The setting is St. Petersburg in Czarist Russia, in the days just prior to the Russian Revolution.
Rascalnikov is a child from a poor family. He murders an old lady who is a loan shark and flees with her valuables. Judge Polifili, who has been assigned to the case, immediately suspects Rascalnikov because he had recently submitted an essay in a magazine claiming that "the world is divided into those who are geniuses and those who are not. A genius may commit murder but is not guilty if it is for the good of the world."
At first, Rascalnikov feels invincible and confident that he can elude the law, but the Judge Polifili obstinately persists in his investigation, and gradually Rascalnikov comes to feel cornered.
In the meantime, Sonya, a prostitute, frantically tries to persuade Rascalnikov to turn himself in.

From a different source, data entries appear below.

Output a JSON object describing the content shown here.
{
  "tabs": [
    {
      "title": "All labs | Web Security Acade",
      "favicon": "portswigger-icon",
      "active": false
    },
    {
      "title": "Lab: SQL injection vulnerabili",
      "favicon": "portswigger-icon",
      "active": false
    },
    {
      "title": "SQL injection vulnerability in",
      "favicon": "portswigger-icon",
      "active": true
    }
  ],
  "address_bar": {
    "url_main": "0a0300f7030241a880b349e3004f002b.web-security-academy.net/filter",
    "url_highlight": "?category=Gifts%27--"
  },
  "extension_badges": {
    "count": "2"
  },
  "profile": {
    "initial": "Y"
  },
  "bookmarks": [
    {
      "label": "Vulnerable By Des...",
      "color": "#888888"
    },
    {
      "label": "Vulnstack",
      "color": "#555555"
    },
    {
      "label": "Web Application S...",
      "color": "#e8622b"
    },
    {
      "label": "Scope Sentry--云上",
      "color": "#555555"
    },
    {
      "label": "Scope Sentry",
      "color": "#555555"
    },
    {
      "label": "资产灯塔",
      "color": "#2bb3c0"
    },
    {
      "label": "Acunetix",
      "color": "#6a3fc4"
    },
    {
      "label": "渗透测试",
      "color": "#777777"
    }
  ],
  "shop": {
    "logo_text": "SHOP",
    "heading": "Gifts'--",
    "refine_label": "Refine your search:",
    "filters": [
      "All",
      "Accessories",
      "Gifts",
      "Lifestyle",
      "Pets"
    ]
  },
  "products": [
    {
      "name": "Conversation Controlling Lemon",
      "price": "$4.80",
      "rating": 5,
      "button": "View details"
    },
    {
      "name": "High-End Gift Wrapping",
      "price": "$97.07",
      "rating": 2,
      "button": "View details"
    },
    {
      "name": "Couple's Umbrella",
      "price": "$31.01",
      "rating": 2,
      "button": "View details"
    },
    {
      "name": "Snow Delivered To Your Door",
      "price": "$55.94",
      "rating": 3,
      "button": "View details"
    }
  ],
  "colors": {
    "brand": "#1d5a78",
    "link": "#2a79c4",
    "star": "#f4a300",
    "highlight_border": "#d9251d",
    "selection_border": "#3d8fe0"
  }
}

All this takes place on the eve of the Russian Revolution.
November 5, 1953
Published as a book (Tokodo)
"Crime and Punishment" was Tezuka Osamu's second Manga in book form that reinterpreted the Western classics, following on the world of Faust. It was also his last book with the Osaka publisher that had brought Tezuka Osamu to fame with "New Treasure Island." Tezuka Osamu drew part of this work on the train as he shuttled back and forth between Tokyo and Osaka. During this period, he was spending increasingly more time working for Tokyo based magazines.
The conclusion of this work is very different from the Dostoevsky classic on which it is based.
Incidentally, when he was a university student, Tezuka Osamu had a stint as an actor, appearing in 1947 on stage in a rendition of "Crime and Punishment." Holding back his fear of heights, he bravely performed his role as a painter on top of a tall staircase built on stage, only to be terribly disappointed when he found out that all the audience could see were his feet.